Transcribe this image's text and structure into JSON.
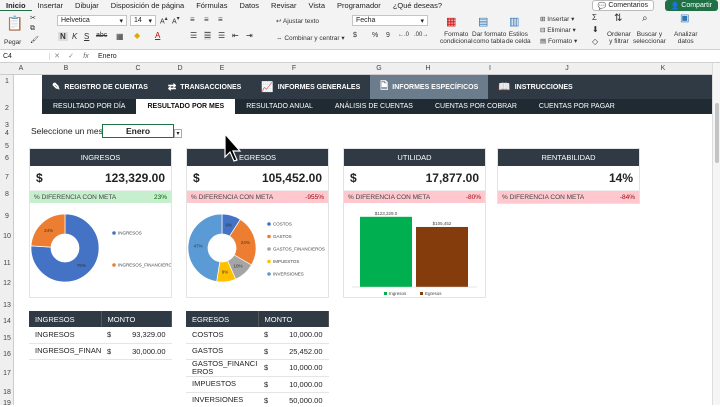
{
  "menu": [
    "Inicio",
    "Insertar",
    "Dibujar",
    "Disposición de página",
    "Fórmulas",
    "Datos",
    "Revisar",
    "Vista",
    "Programador",
    "¿Qué deseas?"
  ],
  "menu_active": "Inicio",
  "comments_label": "Comentarios",
  "share_label": "Compartir",
  "ribbon": {
    "paste": "Pegar",
    "font": "Helvetica",
    "size": "14",
    "wrap": "Ajustar texto",
    "merge": "Combinar y centrar",
    "number_format": "Fecha",
    "conditional": "Formato\ncondicional",
    "as_table": "Dar formato\ncomo tabla",
    "cell_styles": "Estilos\nde celda",
    "insert": "Insertar",
    "delete": "Eliminar",
    "format": "Formato",
    "sort": "Ordenar\ny filtrar",
    "find": "Buscar y\nseleccionar",
    "analyze": "Analizar\ndatos",
    "bold": "N",
    "italic": "K",
    "underline": "S",
    "strike": "abc",
    "currency": "$",
    "percent": "%",
    "comma": "9"
  },
  "formula": {
    "cell_ref": "C4",
    "fx": "fx",
    "value": "Enero"
  },
  "columns": [
    "A",
    "B",
    "C",
    "D",
    "E",
    "F",
    "G",
    "H",
    "I",
    "J",
    "K"
  ],
  "rows": [
    "1",
    "2",
    "3",
    "4",
    "5",
    "6",
    "7",
    "8",
    "9",
    "10",
    "11",
    "12",
    "13",
    "14",
    "15",
    "16",
    "17",
    "18",
    "19"
  ],
  "nav": [
    {
      "label": "REGISTRO DE CUENTAS",
      "icon": "edit-icon"
    },
    {
      "label": "TRANSACCIONES",
      "icon": "transactions-icon"
    },
    {
      "label": "INFORMES GENERALES",
      "icon": "chart-icon"
    },
    {
      "label": "INFORMES ESPECÍFICOS",
      "icon": "document-icon",
      "active": true
    },
    {
      "label": "INSTRUCCIONES",
      "icon": "book-icon"
    }
  ],
  "subnav": [
    {
      "label": "RESULTADO POR DÍA"
    },
    {
      "label": "RESULTADO POR MES",
      "active": true
    },
    {
      "label": "RESULTADO ANUAL"
    },
    {
      "label": "ANÁLISIS DE CUENTAS"
    },
    {
      "label": "CUENTAS POR COBRAR"
    },
    {
      "label": "CUENTAS POR PAGAR"
    }
  ],
  "month_label": "Seleccione un mes",
  "month_value": "Enero",
  "cards": {
    "ingresos": {
      "title": "INGRESOS",
      "currency": "$",
      "value": "123,329.00",
      "meta_label": "% DIFERENCIA CON META",
      "meta_pct": "23%"
    },
    "egresos": {
      "title": "EGRESOS",
      "currency": "$",
      "value": "105,452.00",
      "meta_label": "% DIFERENCIA CON META",
      "meta_pct": "-955%"
    },
    "utilidad": {
      "title": "UTILIDAD",
      "currency": "$",
      "value": "17,877.00",
      "meta_label": "% DIFERENCIA CON META",
      "meta_pct": "-80%"
    },
    "rentabilidad": {
      "title": "RENTABILIDAD",
      "value": "14%",
      "meta_label": "% DIFERENCIA CON META",
      "meta_pct": "-84%"
    }
  },
  "chart_data": [
    {
      "type": "pie",
      "variant": "donut",
      "labels": [
        "INGRESOS",
        "INGRESOS_FINANCIEROS"
      ],
      "values": [
        76,
        24
      ],
      "data_labels": [
        "76%",
        "24%"
      ],
      "colors": [
        "#4472c4",
        "#ed7d31"
      ],
      "legend": "right"
    },
    {
      "type": "pie",
      "variant": "donut",
      "labels": [
        "COSTOS",
        "GASTOS",
        "GASTOS_FINANCIEROS",
        "IMPUESTOS",
        "INVERSIONES"
      ],
      "values": [
        9,
        24,
        10,
        9,
        47
      ],
      "data_labels": [
        "9%",
        "24%",
        "10%",
        "9%",
        "47%"
      ],
      "colors": [
        "#4472c4",
        "#ed7d31",
        "#a5a5a5",
        "#ffc000",
        "#5b9bd5"
      ],
      "legend": "right"
    },
    {
      "type": "bar",
      "categories": [
        "Ingresos",
        "Egresos"
      ],
      "values": [
        123329,
        105452
      ],
      "data_labels": [
        "$123,329.0",
        "$105,452"
      ],
      "colors": [
        "#00b050",
        "#843c0c"
      ],
      "ylim": [
        0,
        130000
      ],
      "legend": "bottom"
    }
  ],
  "ingresos_table": {
    "headers": [
      "INGRESOS",
      "MONTO"
    ],
    "rows": [
      {
        "name": "INGRESOS",
        "cur": "$",
        "amount": "93,329.00"
      },
      {
        "name": "INGRESOS_FINANC",
        "cur": "$",
        "amount": "30,000.00"
      }
    ]
  },
  "egresos_table": {
    "headers": [
      "EGRESOS",
      "MONTO"
    ],
    "rows": [
      {
        "name": "COSTOS",
        "cur": "$",
        "amount": "10,000.00"
      },
      {
        "name": "GASTOS",
        "cur": "$",
        "amount": "25,452.00"
      },
      {
        "name": "GASTOS_FINANCI\nEROS",
        "cur": "$",
        "amount": "10,000.00"
      },
      {
        "name": "IMPUESTOS",
        "cur": "$",
        "amount": "10,000.00"
      },
      {
        "name": "INVERSIONES",
        "cur": "$",
        "amount": "50,000.00"
      }
    ]
  }
}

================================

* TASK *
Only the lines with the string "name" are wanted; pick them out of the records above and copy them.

* EXPECTED ANSWER *
        "name": "INGRESOS",
        "name": "INGRESOS_FINANC",
        "name": "COSTOS",
        "name": "GASTOS",
        "name": "GASTOS_FINANCI\nEROS",
        "name": "IMPUESTOS",
        "name": "INVERSIONES",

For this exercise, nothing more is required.